It has been a tough few years for the American job market, but things do seem to be improving. As a matter of fact, it seems the US service-sector has grown by leaps and bounds in just the last month.
According to the Institute for Supply Management, the nonmanufacturing purchasing managers index rose 56.5 point in June, which is only slightly higher than the 52.9 point increase in May. These are the highest readings since November. Economists surveyed by the Wall Street Journal had originally expected that the index would rise about 53 points, so things are above par; and any reading above 50 is an indication that activity is expanding. This activity describes industries accounting for roughly 90 percent of the economy. Sure enough, 15 of 18 industries showed this growth in June; this includes entertainment, real estate, retail, and mining.
ISM survey overseer Anthony Nieves comments, “The report looks strong this month. Now we see that after the slowing, the cooling off of last month we have a nice uptick across most of the indexes.”
“Consumers are looking pretty good,” explains FTN Financial economic analyst Sophia Kearney-Lederman, just before the release of the report. “They seem to be carrying the second-quarter rebound.”
ISM non-manufacturing survey chairman Anthony Nieves describes, “We had a couple months in there with some cooling off, but now with this nice pop up here, we’ll see how sustainable it is going forward. When you look at what’s going on domestically, that is predominantly what’s driving this acceleration.”
In addition, Kearney-Lederman goes on to say, “A pickup in manufacturing is a good sign for the service sector as well. Manufacturing has been hit hard by the strong dollar and weak global demand, and it was only so long that services could weather that slowdown as well.”
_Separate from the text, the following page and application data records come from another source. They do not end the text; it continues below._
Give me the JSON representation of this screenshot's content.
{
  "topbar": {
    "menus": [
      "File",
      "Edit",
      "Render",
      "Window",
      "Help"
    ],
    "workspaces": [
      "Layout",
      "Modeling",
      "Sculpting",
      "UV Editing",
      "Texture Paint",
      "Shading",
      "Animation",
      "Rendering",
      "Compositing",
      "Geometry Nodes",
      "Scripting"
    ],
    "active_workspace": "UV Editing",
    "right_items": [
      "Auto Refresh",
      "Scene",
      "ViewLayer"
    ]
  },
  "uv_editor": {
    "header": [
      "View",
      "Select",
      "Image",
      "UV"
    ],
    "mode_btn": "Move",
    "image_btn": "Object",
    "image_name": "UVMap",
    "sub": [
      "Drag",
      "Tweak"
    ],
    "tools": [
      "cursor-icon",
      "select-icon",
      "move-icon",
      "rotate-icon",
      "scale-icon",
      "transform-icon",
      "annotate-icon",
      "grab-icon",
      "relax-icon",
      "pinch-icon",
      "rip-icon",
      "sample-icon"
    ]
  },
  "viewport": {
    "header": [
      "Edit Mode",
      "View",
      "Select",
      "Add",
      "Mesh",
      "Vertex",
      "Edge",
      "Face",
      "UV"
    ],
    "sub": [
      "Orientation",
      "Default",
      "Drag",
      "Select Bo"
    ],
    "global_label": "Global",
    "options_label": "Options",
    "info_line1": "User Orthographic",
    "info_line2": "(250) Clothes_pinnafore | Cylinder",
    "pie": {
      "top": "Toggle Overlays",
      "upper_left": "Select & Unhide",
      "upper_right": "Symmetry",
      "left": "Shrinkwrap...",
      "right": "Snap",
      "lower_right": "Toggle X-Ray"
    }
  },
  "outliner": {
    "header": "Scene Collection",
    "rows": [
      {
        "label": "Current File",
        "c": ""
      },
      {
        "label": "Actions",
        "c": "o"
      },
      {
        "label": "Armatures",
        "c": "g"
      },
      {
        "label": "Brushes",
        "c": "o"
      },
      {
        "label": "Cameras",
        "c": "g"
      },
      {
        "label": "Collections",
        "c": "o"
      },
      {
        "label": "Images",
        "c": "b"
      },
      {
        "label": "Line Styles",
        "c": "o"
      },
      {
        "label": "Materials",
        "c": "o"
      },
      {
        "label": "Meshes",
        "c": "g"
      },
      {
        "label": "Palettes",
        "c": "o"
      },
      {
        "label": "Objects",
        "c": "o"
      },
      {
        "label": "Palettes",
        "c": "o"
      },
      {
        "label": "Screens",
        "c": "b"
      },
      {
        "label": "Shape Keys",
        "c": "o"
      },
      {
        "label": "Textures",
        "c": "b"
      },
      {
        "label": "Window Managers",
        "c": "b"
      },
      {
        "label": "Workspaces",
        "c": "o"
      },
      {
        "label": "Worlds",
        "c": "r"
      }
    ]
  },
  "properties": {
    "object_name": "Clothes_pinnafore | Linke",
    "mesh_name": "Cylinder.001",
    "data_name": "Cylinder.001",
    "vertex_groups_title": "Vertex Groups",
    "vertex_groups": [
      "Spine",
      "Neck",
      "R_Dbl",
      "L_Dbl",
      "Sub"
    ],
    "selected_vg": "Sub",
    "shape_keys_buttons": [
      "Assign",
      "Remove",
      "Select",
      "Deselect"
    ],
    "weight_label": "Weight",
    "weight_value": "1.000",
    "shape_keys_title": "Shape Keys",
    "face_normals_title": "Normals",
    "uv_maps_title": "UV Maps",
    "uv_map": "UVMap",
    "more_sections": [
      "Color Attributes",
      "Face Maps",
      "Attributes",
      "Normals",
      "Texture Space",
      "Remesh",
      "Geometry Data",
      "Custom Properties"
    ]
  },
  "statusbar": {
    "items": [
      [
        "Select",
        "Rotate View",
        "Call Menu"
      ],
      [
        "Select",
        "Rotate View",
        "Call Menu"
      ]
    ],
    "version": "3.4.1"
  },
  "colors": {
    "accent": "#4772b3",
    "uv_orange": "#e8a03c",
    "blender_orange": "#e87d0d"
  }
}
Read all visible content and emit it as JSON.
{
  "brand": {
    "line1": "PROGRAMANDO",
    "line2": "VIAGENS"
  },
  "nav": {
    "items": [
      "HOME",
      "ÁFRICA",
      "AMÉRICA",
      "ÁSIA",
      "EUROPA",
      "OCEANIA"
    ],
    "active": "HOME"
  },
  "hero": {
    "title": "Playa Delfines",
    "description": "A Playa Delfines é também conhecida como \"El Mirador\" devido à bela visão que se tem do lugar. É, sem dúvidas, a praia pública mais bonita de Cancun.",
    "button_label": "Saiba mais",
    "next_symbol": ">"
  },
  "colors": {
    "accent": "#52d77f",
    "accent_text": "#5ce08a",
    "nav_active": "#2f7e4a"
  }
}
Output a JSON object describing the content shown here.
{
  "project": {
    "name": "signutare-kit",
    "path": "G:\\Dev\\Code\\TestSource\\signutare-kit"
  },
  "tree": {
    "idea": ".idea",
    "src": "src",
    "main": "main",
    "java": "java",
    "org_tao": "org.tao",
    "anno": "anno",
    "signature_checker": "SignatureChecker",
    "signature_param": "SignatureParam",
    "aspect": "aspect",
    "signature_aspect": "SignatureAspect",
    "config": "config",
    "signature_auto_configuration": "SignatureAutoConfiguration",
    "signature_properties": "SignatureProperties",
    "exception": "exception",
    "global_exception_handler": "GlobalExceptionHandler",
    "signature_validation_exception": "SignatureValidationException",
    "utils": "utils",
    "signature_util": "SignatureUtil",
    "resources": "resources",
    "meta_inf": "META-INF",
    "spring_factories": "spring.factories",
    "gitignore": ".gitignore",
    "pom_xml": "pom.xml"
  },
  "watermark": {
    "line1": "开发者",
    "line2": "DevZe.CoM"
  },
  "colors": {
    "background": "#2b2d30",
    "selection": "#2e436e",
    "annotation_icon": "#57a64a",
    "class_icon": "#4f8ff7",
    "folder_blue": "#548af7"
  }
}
Finally, Markit responded to the data saying that the data from June “highlighted a sustained rise in business activity across the US service sector, helped by the fastest expansion of new work since the start of 2016.” The firm also notes, though, that “growth momentum remained weak in comparison to its post-crisis trend,” and that this has contributed to an overall slowdown in job creation for the third straight month (culminating in June).